What do May and October have in common for stock markets? They are both months when investors tend to adopt a decidedly negative view.
What do May “Sell in May and go away, come back on St. Leger’s day” is an adage which refers to the custom of leaving London in the hot months between May and September for the cooler climes of the country.
To the American trader, and I am paraphrasing somewhat, it means “Sell your riskier stocks and take a summer holiday”. Whilst this sounds like a dubious attempt to link Wall Street’s holiday schedule to stock market performance there is some truth to it when you look at the numbers.
From research done in 2013, Forbes magazine noted the Dow Jones Industrial Average returned 7.5% from November to April and just 0.3% from May to October! Quite a divergence! A serious number of holidays clearly being taken!

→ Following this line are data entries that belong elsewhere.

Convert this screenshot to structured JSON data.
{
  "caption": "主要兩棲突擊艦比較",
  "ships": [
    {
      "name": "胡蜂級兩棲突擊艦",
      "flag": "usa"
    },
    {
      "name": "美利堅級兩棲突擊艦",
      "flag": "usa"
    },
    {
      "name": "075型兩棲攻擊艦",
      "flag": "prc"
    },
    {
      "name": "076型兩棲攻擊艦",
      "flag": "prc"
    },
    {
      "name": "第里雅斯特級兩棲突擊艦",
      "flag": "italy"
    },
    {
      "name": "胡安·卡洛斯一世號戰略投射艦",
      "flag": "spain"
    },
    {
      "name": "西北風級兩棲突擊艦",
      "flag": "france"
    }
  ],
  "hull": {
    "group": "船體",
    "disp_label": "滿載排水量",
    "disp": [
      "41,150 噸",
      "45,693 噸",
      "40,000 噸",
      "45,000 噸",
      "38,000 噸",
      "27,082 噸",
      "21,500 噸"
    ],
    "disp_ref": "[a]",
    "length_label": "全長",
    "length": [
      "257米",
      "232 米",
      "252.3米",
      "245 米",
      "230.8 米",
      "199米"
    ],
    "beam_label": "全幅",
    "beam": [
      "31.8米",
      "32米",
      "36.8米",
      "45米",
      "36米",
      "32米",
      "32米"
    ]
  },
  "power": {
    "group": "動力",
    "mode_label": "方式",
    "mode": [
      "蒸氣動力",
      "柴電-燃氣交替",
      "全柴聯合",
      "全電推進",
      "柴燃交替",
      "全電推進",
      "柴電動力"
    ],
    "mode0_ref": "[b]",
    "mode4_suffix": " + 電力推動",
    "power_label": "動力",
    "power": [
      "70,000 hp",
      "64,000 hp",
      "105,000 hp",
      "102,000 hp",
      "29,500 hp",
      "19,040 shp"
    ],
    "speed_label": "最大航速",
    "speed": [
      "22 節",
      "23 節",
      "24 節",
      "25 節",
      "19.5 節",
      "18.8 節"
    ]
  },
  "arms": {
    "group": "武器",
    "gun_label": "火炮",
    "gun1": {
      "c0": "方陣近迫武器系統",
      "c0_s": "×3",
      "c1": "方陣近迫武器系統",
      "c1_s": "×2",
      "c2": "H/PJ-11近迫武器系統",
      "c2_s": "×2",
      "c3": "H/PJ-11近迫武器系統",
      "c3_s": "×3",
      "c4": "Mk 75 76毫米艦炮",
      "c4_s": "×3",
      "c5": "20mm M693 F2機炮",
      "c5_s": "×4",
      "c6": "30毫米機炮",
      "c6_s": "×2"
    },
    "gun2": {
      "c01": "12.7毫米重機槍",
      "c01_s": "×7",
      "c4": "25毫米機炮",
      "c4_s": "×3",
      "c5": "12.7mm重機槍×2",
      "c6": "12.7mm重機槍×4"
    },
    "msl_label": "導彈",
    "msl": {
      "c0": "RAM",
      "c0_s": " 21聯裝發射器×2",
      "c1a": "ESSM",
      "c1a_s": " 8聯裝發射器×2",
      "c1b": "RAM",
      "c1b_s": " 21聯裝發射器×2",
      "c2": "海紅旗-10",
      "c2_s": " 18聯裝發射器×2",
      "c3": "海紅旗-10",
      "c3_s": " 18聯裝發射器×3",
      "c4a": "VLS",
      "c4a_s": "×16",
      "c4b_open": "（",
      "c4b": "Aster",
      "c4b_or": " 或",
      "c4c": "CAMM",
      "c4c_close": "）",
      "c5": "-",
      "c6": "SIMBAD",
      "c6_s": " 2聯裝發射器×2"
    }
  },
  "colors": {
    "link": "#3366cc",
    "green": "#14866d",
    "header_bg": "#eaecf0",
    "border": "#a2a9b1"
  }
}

Now, since the 1st of May 2013 the S&P has returned 144% in dollar terms so it would seem the tear the S&P 500 has been on has been so rampant it’s really not had the time to take a break for six months of the year. Much to investors’ delight.
Fast forward to 2019 and with the S&P 500 dropping nearly 5% in first eight trading days of May - could 2019 be the year where the old adage might, once again, ring true?
Well, whilst we here at TAM don’t put much stock (excuse the pun) in selling just because its May we do believe 2019’s market does call for a moment of pause before we make our next move.
To understand why, let’s look at the journey - One can’t deny that the last quarter of 2018 was a very painful time to be an investor, in fact it was one of the worst on record with over 80% of all collective investment schemes posting a negative return (first time in history for that much negativity, folks) and to those who hung in there we salute you! Dutifully, markets were then rewarded with one of the strongest first quarter rebounds since the financial crash.
The roots of the rebound revolved around the Federal Reserve doing their usual party trick of an about turn on policy language from “Let’s raise rates...” to “Hmm... We’re not so sure anymore”. Of course, President Trump tweeting threateningly about the Fed’s mistake in raising rates possibly helped cement the pivot in language. With the help of some positive rhetoric around the global economy bottoming out from its growth issues and the US China trade deal looking nailed, this gave markets the springboard they needed to meaningfully buy into a significantly discounted equity market - helping to push global markets past the 10% mark at the end of 2019’s first quarter.
The root of our belief that now is a good time to take stock of the rally is thus: Markets don’t often go through one of the worst three month sell-offs since the financial crisis, rebound into one of the strongest three month recoveries since the same financial crisis - only to then serenely rally straight up for the remainder of the year. Or do they?
This year’s gangbusters rally has been welcomed in helping clients recover a significant amount of the gains that 2018’s volatility eroded and given this, one could be forgiven and quite possibly vindicated for thinking we are off to the races for the rest of 2019.
However, it seems to TAM at this juncture to be more plausible that markets remain in the throes of high volatility and whilst trudge upwards into year-end may be waiting for another reason to kick down. The recent breakdown in US Sino trade negotiations, Brexit looking like a dead duck and global economic growth numbers staying in the doldrums could well provide enough negative headlines to stall the global rally as investors take profits.
Now, despite this somewhat dour headline, our investment portfolios continue to be invested into what we believe to be the best possible and highest quality equity opportunities across the globe and will remain invested until we feel these have run their course.
However, over the shorter term we feel it’s prudent to give ourselves a moment of pause and evaluate if a more circumspect approach to markets might be prudent for the next chapter of 2019.
So whether you "sell in May and go away" or not, you can be reassured that your TAM portfolio will remain invested and actively managed throughout the summer season.